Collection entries
==*==
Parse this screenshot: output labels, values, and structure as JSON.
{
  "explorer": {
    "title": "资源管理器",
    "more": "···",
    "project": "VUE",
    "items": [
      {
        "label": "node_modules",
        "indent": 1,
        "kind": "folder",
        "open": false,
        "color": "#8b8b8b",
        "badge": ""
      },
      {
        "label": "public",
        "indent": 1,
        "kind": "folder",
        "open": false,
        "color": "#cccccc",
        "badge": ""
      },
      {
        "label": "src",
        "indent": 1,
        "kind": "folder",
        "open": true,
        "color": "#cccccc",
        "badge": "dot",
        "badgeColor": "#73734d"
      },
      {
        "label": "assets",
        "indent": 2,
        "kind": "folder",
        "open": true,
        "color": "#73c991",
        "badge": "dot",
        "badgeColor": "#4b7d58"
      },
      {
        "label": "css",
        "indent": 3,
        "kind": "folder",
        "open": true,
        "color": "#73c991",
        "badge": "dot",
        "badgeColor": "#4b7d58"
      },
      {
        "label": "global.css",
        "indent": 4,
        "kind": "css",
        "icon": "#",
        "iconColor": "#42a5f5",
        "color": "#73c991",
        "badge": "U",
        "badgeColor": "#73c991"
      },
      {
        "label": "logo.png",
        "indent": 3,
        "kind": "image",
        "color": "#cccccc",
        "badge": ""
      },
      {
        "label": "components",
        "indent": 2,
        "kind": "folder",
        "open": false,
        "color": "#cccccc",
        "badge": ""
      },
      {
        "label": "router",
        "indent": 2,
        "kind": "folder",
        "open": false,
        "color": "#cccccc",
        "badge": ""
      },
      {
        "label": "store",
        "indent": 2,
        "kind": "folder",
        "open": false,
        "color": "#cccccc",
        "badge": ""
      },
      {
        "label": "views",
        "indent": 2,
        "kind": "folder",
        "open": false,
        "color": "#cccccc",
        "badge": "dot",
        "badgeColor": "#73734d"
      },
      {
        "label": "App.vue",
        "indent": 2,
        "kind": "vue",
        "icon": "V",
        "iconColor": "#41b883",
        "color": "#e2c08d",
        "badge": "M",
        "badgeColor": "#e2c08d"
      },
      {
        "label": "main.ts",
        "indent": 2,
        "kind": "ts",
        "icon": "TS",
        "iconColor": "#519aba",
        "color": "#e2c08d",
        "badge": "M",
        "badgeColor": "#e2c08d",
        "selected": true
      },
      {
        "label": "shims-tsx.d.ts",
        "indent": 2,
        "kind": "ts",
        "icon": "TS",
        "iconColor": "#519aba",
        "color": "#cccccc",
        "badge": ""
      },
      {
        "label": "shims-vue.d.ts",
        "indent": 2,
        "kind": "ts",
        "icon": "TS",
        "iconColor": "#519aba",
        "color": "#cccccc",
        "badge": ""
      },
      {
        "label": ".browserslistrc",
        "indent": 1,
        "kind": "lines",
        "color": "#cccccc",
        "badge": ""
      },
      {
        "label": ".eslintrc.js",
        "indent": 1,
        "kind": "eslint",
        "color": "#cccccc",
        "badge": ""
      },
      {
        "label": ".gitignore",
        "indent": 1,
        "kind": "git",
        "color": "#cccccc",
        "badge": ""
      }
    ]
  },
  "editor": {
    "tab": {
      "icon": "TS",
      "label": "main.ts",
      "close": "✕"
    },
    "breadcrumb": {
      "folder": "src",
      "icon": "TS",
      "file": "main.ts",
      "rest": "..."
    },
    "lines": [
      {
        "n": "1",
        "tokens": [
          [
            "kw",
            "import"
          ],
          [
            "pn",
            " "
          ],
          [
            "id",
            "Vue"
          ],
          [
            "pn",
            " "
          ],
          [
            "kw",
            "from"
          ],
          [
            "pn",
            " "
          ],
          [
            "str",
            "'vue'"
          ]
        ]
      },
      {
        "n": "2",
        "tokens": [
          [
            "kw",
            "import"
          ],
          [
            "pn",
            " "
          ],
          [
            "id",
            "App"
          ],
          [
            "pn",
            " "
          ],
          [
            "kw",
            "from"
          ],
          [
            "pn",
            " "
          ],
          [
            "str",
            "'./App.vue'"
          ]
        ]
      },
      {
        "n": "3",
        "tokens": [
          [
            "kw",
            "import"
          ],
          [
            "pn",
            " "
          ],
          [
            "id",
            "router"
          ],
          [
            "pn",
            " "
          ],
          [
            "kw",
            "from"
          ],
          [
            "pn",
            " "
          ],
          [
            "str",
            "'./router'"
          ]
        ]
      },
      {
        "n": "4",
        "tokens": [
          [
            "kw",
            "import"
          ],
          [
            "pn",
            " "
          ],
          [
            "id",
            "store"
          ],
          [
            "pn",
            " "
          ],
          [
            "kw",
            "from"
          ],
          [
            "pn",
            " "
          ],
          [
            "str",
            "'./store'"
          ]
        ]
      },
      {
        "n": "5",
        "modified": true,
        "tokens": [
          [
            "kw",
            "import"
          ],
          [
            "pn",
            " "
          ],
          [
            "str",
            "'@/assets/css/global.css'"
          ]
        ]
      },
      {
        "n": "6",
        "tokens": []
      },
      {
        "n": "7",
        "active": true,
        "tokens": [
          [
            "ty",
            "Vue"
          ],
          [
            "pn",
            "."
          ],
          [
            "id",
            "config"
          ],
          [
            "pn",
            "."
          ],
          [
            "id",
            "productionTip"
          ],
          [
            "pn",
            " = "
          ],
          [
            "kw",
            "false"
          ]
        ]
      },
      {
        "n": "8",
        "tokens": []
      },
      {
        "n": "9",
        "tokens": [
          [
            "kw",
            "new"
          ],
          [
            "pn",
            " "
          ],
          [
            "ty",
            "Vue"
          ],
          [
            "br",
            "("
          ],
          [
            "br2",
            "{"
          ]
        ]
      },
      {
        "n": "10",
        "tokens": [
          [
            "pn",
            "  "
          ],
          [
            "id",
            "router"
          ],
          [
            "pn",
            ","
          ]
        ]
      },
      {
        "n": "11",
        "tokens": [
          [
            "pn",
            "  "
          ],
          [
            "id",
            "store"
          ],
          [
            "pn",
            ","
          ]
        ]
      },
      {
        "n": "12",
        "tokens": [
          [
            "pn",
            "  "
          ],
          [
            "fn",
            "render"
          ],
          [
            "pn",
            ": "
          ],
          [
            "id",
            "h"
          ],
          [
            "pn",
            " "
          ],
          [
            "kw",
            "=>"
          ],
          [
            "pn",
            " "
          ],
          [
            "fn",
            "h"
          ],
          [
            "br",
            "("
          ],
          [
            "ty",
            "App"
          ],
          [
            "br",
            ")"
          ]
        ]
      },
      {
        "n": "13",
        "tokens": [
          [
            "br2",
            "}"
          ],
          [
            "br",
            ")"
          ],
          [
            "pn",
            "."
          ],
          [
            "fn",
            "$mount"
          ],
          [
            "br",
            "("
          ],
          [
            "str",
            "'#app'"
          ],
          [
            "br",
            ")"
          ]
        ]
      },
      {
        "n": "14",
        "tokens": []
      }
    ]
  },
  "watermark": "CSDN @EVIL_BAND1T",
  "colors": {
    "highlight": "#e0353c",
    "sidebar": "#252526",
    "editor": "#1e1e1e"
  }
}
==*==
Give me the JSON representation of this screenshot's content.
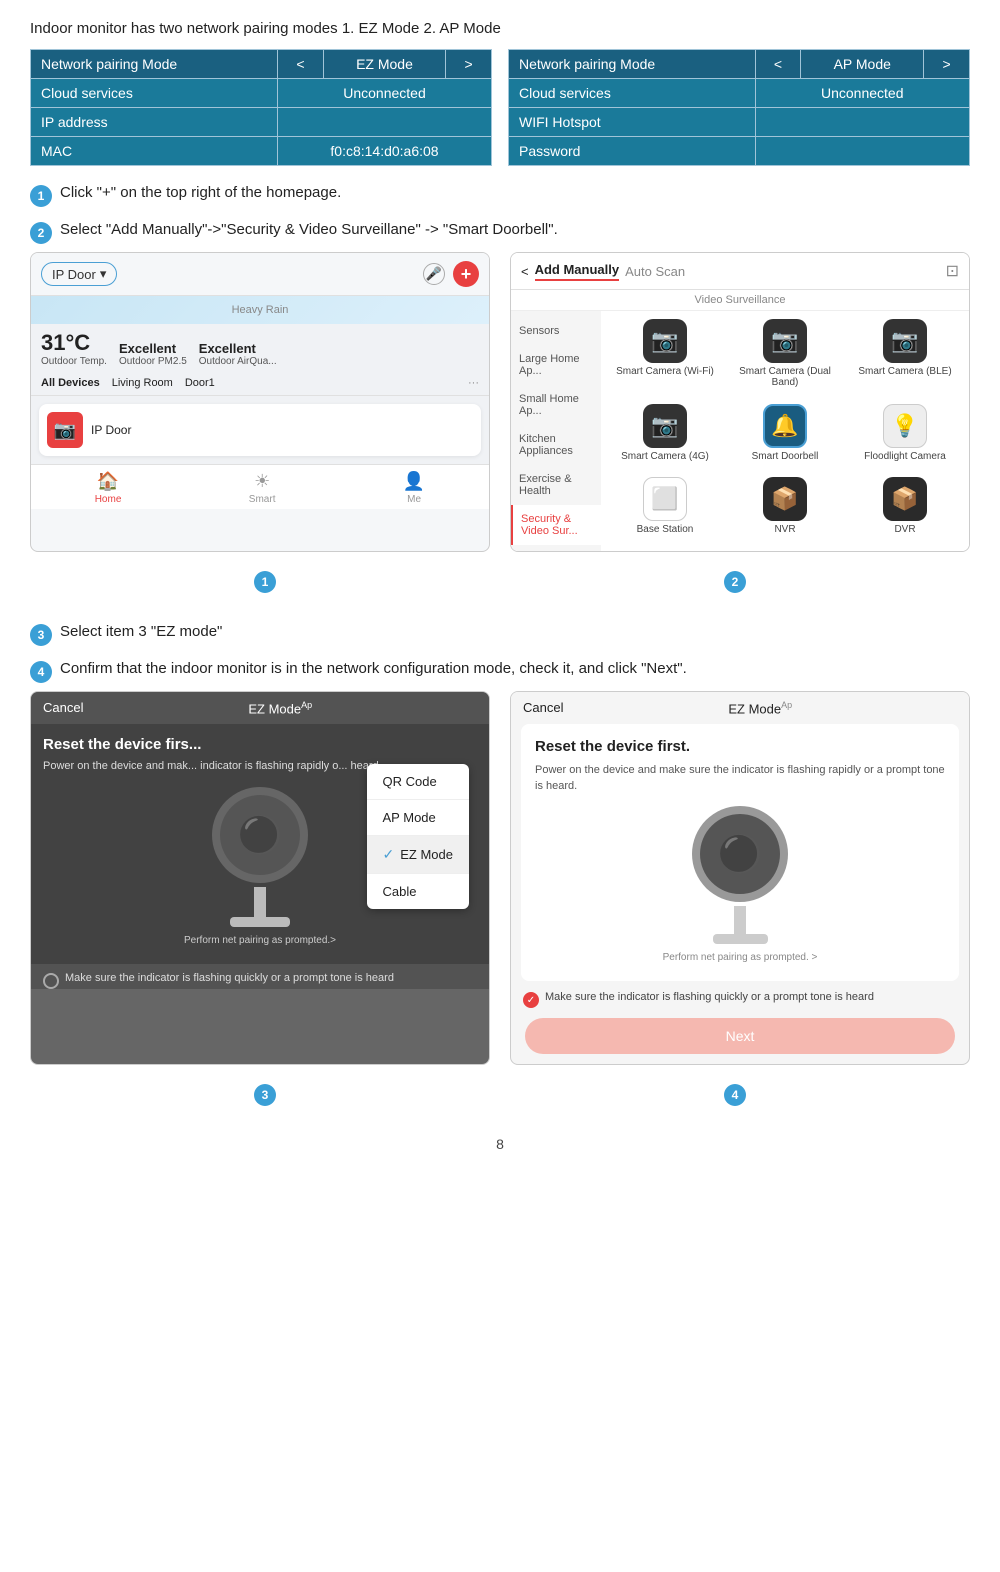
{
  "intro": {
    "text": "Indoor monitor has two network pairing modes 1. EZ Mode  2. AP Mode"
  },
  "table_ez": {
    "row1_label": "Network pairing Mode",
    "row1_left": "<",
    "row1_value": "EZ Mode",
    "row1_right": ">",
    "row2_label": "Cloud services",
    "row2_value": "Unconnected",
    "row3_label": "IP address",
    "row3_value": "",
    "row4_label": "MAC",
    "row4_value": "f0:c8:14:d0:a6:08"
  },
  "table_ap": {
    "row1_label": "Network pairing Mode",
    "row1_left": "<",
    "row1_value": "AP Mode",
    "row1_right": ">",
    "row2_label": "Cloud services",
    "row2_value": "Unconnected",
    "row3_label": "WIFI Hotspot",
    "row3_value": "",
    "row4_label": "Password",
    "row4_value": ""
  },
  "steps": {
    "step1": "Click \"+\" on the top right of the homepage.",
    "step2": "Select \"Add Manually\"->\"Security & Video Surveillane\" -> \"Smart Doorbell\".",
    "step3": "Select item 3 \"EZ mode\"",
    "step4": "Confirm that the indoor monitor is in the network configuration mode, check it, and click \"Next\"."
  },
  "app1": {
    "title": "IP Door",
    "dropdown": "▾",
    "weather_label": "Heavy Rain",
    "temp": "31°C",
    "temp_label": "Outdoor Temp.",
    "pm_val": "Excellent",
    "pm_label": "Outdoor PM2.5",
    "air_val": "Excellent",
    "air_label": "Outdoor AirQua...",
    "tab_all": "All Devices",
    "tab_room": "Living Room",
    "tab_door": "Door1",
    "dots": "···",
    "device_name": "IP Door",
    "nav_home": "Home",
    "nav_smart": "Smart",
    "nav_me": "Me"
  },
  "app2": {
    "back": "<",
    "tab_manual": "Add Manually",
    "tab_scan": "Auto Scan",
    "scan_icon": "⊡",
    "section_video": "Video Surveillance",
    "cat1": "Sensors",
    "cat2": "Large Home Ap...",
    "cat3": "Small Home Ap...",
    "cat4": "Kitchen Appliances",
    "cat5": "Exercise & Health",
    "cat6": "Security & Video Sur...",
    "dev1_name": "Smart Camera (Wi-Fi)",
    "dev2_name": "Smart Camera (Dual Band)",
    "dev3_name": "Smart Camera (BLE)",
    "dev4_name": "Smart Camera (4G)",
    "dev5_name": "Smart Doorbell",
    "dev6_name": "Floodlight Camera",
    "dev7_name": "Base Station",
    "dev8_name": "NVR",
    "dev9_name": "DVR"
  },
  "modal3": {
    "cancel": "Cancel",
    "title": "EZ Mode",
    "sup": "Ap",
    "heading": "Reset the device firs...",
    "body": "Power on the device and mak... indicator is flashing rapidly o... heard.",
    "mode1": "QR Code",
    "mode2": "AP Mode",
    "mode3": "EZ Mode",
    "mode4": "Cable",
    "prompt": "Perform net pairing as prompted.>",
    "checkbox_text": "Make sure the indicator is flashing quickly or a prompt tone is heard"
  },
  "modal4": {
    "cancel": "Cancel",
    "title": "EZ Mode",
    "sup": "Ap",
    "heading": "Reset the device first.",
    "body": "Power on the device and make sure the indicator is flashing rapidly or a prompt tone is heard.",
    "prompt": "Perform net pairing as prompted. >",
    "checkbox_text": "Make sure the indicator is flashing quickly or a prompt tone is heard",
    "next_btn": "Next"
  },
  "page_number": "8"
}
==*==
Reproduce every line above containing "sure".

§ EXPECTED ANSWER
    "checkbox_text": "Make sure the indicator is flashing quickly or a prompt tone is heard"
    "body": "Power on the device and make sure the indicator is flashing rapidly or a prompt tone is heard.",
    "checkbox_text": "Make sure the indicator is flashing quickly or a prompt tone is heard",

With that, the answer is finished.